On Friday, the Connecticut Supreme Court heard argument in University of Connecticut v. Freedom of Information Commission, a case that will decide whether the University of Connecticut must release its lists of sports season ticket holders.
According to Christian Nolan of the Connecticut Law Tribune who has a great breakdown of the case, this matter arose from a request by former state Rep. Jonathan Pelto, who sought payroll information for UConn faculty, staff and retirees, lists of donors to college performing arts programs and libraries, and lists of sports season ticket holders. The state Freedom of Information Commission ruled, in relevant part, that the lists of season ticket holders were not exempt from disclosure. UConn appealed the decision to the Superior Court, which overturned the Freedom of Information Commission’s ruling.
The key legal issue with respect to the season ticket lists is whether the lists constitute trade secrets and thus qualify for an exemption under Connecticut’s Freedom of Information law. Counsel for the Freedom of Information Commission has argued that the lists are not trade secrets because the University is not engaged in business.
Although this case will likely decided on the Supreme Court’s definition of “trade secret”, it is difficult to argue that college sports are not a business. From UConn’s $80 million deal with IMG College, to the Fiesta Bowl losses under the BCS ticket policy, to the disintegration of the Big East, UConn has been at the center of a number of situations that demonstrate that collegiate sports are big business. Moreover, UConn directly competes with other business for the customers whose names appear on those season ticket lists. There’s no denying that UConn athletics, and all big-time college sports, are not only engaged in business, but big business.

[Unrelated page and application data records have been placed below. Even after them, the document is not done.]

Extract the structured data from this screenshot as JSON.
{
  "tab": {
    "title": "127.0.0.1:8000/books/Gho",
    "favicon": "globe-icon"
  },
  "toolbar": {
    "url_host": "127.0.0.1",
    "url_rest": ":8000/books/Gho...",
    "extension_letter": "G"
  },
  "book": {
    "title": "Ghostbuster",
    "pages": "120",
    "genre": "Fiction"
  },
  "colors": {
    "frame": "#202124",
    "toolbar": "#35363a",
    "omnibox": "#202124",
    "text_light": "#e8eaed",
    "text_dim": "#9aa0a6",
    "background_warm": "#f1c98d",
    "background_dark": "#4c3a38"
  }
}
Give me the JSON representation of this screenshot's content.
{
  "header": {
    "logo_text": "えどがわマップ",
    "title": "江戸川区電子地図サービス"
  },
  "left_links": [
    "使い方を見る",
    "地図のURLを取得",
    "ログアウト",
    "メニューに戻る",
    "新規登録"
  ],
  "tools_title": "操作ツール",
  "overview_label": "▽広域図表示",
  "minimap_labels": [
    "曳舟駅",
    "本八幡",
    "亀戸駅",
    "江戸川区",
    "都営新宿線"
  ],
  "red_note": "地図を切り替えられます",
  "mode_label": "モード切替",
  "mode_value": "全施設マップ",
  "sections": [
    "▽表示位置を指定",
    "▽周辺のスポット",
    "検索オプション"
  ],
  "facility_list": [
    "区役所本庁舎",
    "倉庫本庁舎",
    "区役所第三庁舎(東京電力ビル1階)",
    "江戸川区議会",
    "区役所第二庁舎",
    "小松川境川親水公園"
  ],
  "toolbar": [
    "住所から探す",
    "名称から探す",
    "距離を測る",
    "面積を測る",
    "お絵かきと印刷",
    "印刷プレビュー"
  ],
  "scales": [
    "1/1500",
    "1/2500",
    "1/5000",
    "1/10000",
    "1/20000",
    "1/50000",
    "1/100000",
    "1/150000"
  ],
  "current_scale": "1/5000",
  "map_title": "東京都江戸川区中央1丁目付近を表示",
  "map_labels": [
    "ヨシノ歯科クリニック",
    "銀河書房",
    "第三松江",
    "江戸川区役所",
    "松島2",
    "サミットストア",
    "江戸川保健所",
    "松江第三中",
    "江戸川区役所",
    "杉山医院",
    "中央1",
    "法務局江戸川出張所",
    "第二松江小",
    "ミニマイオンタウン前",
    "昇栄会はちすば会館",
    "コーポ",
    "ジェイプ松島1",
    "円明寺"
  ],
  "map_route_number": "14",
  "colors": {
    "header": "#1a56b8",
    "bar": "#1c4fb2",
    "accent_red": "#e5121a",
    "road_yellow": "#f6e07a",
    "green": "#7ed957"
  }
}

Stay tuned for analysis on the Supreme Court’s decision on this matter.